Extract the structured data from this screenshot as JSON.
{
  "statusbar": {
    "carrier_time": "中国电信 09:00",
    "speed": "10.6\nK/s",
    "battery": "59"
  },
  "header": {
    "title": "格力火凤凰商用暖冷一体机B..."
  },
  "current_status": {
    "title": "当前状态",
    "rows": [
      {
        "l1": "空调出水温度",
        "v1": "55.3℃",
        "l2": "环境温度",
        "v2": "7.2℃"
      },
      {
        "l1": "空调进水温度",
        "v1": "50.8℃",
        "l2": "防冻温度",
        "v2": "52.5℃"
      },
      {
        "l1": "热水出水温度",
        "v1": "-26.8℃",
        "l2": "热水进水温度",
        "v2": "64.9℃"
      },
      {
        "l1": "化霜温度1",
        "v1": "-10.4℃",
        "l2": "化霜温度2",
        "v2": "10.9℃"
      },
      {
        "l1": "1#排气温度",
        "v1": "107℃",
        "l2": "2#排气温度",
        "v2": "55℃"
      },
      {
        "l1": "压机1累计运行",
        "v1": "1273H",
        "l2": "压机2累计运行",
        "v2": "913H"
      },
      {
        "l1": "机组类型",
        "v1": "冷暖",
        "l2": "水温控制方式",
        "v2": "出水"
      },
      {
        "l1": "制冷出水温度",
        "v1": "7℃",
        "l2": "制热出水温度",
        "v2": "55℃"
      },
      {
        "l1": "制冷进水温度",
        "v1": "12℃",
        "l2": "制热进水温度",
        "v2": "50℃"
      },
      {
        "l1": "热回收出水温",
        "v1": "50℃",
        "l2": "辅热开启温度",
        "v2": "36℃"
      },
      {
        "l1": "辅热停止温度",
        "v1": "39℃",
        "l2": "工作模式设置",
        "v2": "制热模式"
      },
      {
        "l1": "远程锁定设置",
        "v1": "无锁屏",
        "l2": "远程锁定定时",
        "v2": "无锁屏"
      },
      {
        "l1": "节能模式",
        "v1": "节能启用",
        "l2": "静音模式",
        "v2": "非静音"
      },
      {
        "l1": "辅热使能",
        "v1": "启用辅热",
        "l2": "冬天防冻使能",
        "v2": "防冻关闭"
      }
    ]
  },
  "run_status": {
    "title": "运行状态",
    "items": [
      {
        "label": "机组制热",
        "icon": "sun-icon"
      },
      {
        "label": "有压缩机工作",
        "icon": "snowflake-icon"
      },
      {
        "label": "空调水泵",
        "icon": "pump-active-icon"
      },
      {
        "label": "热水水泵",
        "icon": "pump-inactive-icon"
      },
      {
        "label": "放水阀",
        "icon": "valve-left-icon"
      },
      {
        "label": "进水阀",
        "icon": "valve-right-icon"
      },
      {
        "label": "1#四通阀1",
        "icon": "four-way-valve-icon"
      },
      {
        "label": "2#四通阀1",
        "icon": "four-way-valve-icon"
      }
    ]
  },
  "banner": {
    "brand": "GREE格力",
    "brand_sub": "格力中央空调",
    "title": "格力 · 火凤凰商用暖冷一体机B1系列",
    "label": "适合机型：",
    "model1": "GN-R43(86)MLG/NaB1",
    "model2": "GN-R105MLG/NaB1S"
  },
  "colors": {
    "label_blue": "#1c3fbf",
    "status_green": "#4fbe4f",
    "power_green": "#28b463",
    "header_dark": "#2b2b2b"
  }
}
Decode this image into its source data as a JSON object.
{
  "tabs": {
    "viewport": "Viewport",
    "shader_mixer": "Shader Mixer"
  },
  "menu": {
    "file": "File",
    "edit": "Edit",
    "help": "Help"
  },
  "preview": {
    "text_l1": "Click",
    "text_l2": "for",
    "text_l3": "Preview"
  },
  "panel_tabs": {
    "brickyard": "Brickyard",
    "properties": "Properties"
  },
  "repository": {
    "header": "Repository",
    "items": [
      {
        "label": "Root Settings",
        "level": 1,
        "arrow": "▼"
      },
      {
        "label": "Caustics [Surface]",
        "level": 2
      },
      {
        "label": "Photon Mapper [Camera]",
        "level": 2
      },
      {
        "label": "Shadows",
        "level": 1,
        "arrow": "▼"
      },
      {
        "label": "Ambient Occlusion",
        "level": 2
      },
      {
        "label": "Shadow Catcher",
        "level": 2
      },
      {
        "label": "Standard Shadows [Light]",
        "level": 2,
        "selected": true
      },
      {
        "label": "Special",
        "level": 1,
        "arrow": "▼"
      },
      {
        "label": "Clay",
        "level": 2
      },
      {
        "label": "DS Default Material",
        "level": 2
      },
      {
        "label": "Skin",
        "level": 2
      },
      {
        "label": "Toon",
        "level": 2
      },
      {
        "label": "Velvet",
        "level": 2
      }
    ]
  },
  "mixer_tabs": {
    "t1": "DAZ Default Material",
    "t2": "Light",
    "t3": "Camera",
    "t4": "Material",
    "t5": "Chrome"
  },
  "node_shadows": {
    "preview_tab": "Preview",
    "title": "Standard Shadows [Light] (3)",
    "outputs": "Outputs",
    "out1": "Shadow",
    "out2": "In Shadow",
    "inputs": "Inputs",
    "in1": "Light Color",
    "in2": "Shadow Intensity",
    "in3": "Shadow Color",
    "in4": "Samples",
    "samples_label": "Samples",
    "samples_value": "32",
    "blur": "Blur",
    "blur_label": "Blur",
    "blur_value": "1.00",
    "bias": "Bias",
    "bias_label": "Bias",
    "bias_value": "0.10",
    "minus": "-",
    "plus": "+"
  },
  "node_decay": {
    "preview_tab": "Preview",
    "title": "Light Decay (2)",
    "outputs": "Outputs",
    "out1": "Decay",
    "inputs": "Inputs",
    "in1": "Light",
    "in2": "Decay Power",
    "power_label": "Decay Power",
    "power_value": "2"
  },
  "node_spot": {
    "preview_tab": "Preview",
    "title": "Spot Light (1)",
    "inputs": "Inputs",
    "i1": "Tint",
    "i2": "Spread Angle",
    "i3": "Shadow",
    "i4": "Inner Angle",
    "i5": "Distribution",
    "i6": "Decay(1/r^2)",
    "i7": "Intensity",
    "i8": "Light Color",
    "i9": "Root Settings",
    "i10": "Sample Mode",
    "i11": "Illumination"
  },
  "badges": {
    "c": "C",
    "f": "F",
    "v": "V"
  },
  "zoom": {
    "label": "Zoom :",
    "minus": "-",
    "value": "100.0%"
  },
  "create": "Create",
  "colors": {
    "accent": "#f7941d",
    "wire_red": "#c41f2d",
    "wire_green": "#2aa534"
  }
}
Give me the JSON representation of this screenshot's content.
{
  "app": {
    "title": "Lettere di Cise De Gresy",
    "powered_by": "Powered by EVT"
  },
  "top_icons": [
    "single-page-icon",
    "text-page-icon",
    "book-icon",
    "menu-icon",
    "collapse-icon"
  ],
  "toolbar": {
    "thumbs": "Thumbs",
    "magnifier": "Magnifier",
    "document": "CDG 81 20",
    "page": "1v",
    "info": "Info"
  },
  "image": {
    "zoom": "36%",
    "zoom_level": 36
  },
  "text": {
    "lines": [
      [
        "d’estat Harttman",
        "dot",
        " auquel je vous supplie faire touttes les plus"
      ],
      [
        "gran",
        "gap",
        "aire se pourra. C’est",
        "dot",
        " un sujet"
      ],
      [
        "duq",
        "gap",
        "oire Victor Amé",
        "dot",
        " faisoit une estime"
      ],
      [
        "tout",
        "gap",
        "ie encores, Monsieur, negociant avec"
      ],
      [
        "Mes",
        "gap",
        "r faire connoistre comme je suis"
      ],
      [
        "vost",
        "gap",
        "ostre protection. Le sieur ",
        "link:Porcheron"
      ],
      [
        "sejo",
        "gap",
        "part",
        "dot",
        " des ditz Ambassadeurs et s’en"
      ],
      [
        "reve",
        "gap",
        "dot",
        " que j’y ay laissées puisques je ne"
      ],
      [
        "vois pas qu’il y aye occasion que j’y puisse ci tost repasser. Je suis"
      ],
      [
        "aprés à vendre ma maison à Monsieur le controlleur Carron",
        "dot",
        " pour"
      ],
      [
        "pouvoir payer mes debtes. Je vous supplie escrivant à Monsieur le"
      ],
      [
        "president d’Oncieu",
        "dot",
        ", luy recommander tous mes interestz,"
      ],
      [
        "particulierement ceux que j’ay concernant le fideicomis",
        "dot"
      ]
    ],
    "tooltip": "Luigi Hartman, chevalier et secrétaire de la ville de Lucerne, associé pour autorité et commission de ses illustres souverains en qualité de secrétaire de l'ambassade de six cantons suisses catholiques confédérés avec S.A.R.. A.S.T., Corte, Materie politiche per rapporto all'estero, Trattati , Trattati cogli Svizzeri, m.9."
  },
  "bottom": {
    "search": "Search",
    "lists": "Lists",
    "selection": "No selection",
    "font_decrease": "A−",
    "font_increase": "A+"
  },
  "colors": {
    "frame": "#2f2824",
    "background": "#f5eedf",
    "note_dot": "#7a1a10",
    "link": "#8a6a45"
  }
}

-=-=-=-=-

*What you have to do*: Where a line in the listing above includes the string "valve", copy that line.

*Output for this exercise*:
        "icon": "valve-left-icon"
        "icon": "valve-right-icon"
        "icon": "four-way-valve-icon"
        "icon": "four-way-valve-icon"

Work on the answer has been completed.